[The task]: Find every line containing the string "Enter" in the data below, and report how many there are, with no other words.

====== Data for the task

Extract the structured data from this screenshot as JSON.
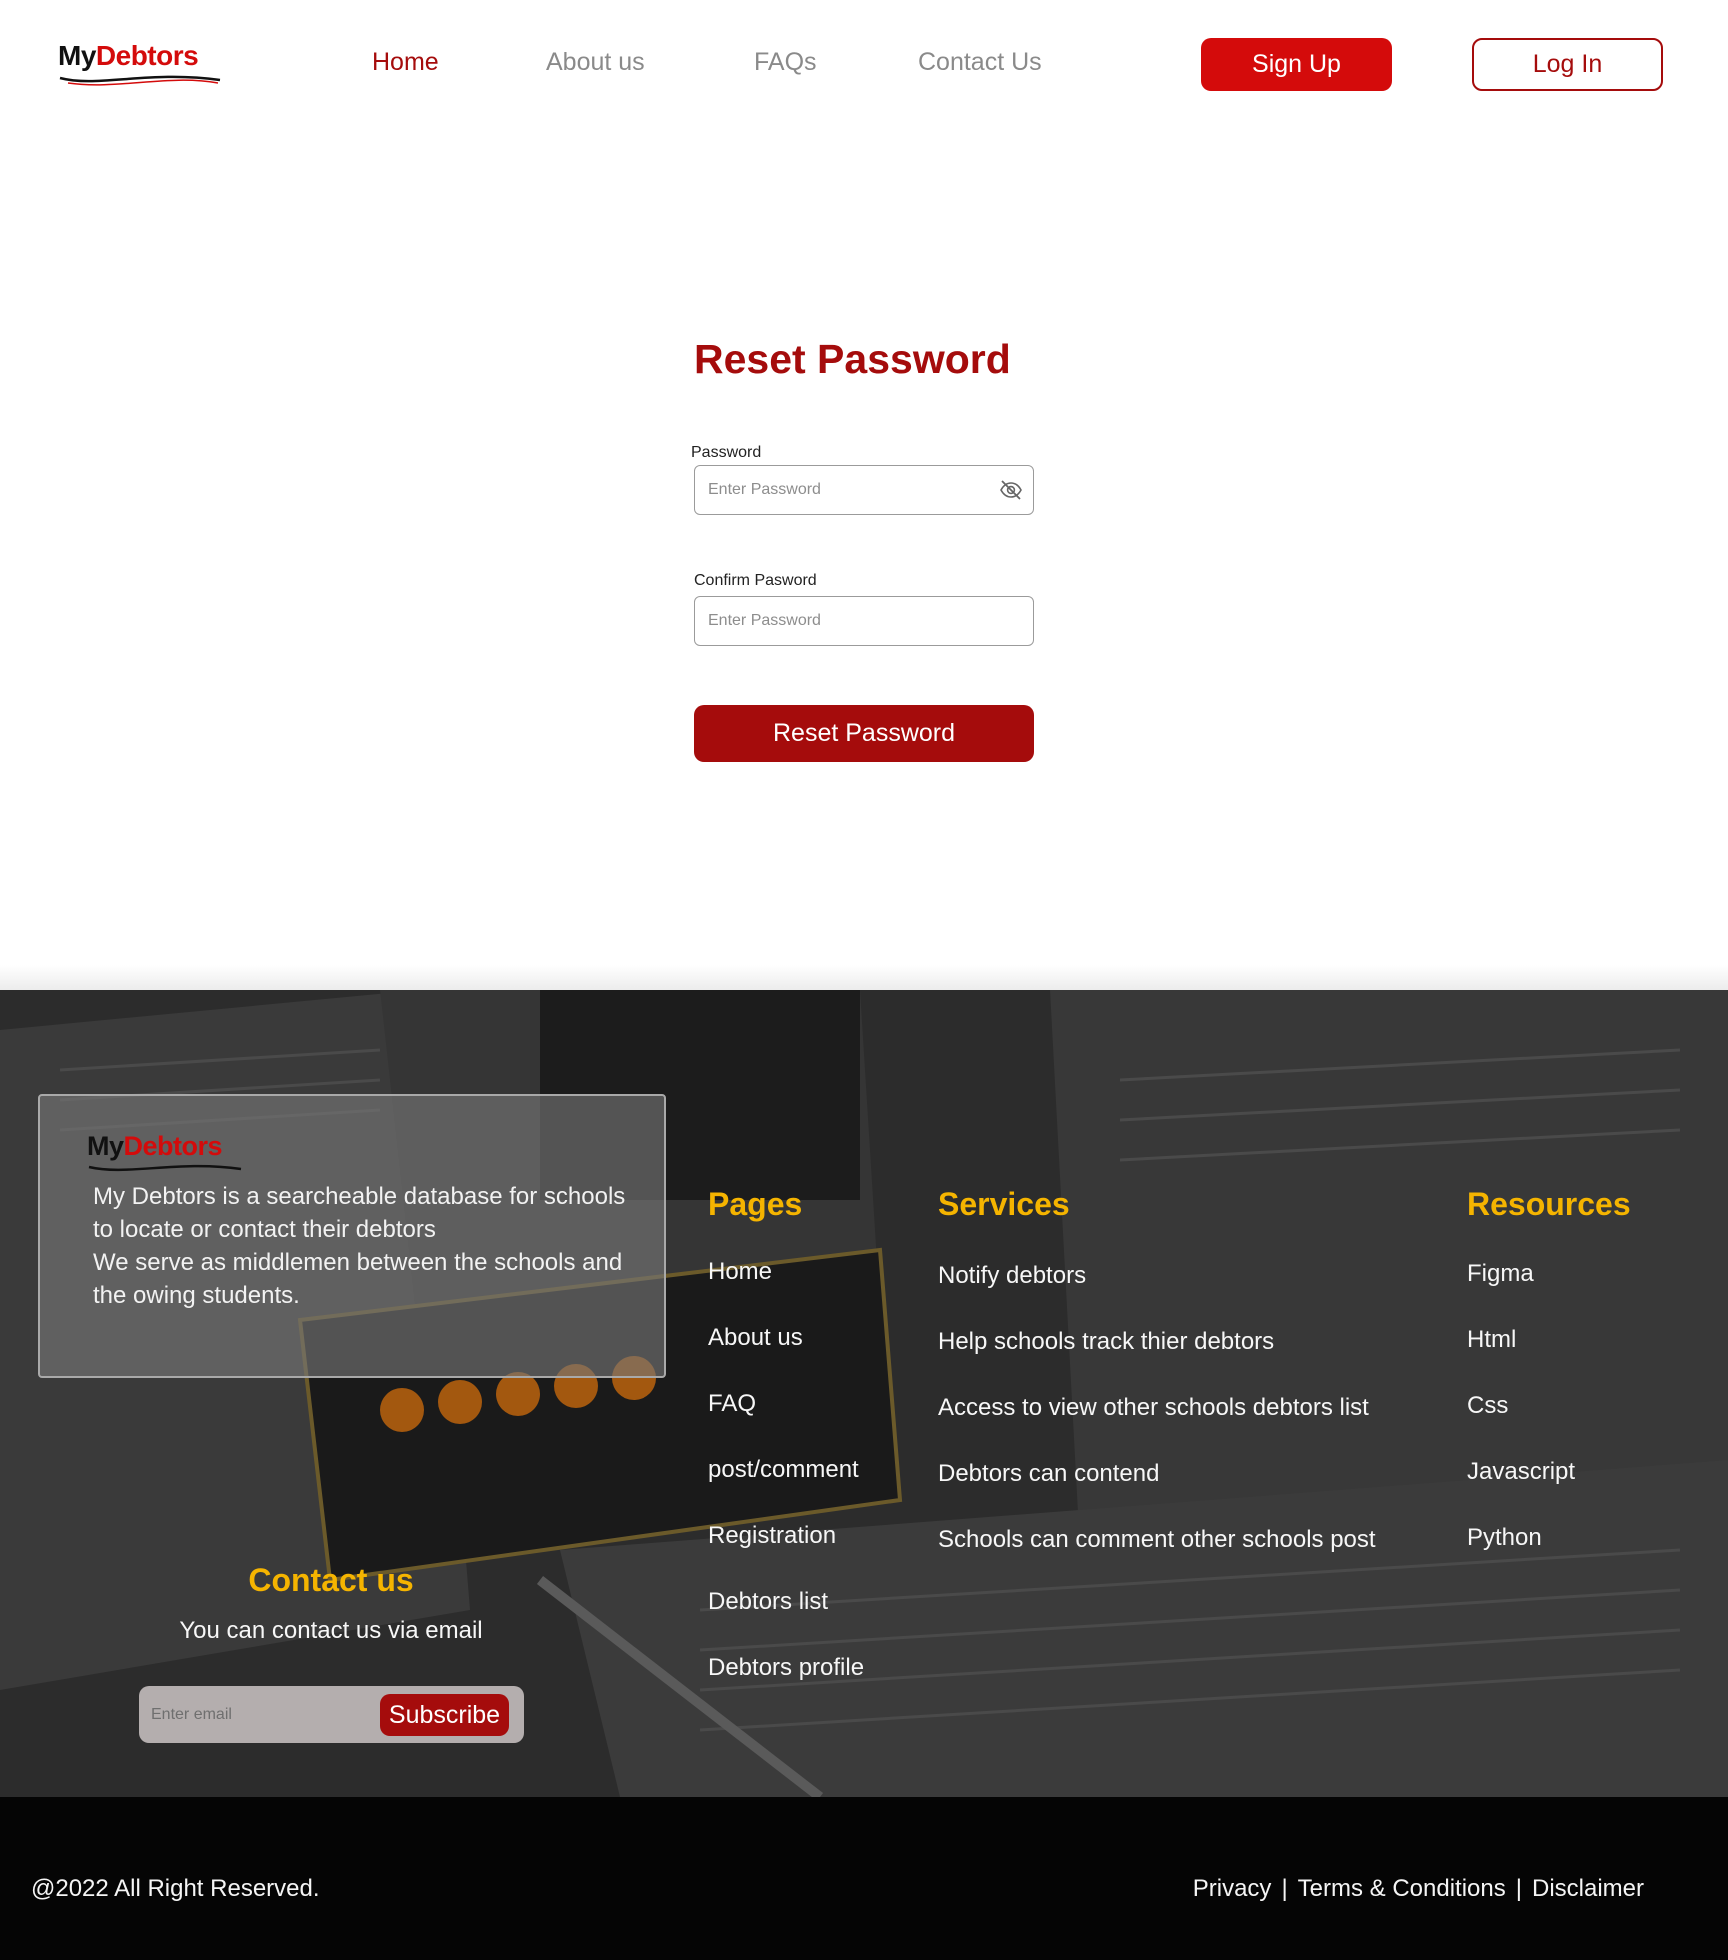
{
  "brand": {
    "logo_prefix": "My",
    "logo_suffix": "Debtors",
    "red": "#d40b0b",
    "dark_red": "#a50c0c",
    "gold": "#f5b400"
  },
  "nav": {
    "home": "Home",
    "about": "About us",
    "faqs": "FAQs",
    "contact": "Contact Us",
    "signup": "Sign Up",
    "login": "Log In"
  },
  "form": {
    "title": "Reset Password",
    "password_label": "Password",
    "password_placeholder": "Enter Password",
    "password_icon": "eye-slash-icon",
    "confirm_label": "Confirm Pasword",
    "confirm_placeholder": "Enter Password",
    "submit": "Reset Password"
  },
  "footer": {
    "about_lines": [
      "My Debtors is a searcheable database for schools to locate or contact their debtors",
      "We serve as middlemen between the schools and the owing students."
    ],
    "pages": {
      "title": "Pages",
      "items": [
        "Home",
        "About us",
        "FAQ",
        "post/comment",
        "Registration",
        "Debtors list",
        "Debtors profile"
      ]
    },
    "services": {
      "title": "Services",
      "items": [
        "Notify debtors",
        "Help schools track thier debtors",
        "Access to view other schools debtors list",
        "Debtors can contend",
        "Schools can comment other schools post"
      ]
    },
    "resources": {
      "title": "Resources",
      "items": [
        "Figma",
        "Html",
        "Css",
        "Javascript",
        "Python"
      ]
    },
    "contact": {
      "title": "Contact us",
      "subtitle": "You can contact us via email",
      "email_placeholder": "Enter email",
      "subscribe": "Subscribe"
    }
  },
  "bottom": {
    "copyright": "@2022 All Right Reserved.",
    "privacy": "Privacy",
    "terms": "Terms & Conditions",
    "disclaimer": "Disclaimer",
    "separator": "|"
  }
}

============

[Response to this task]: 3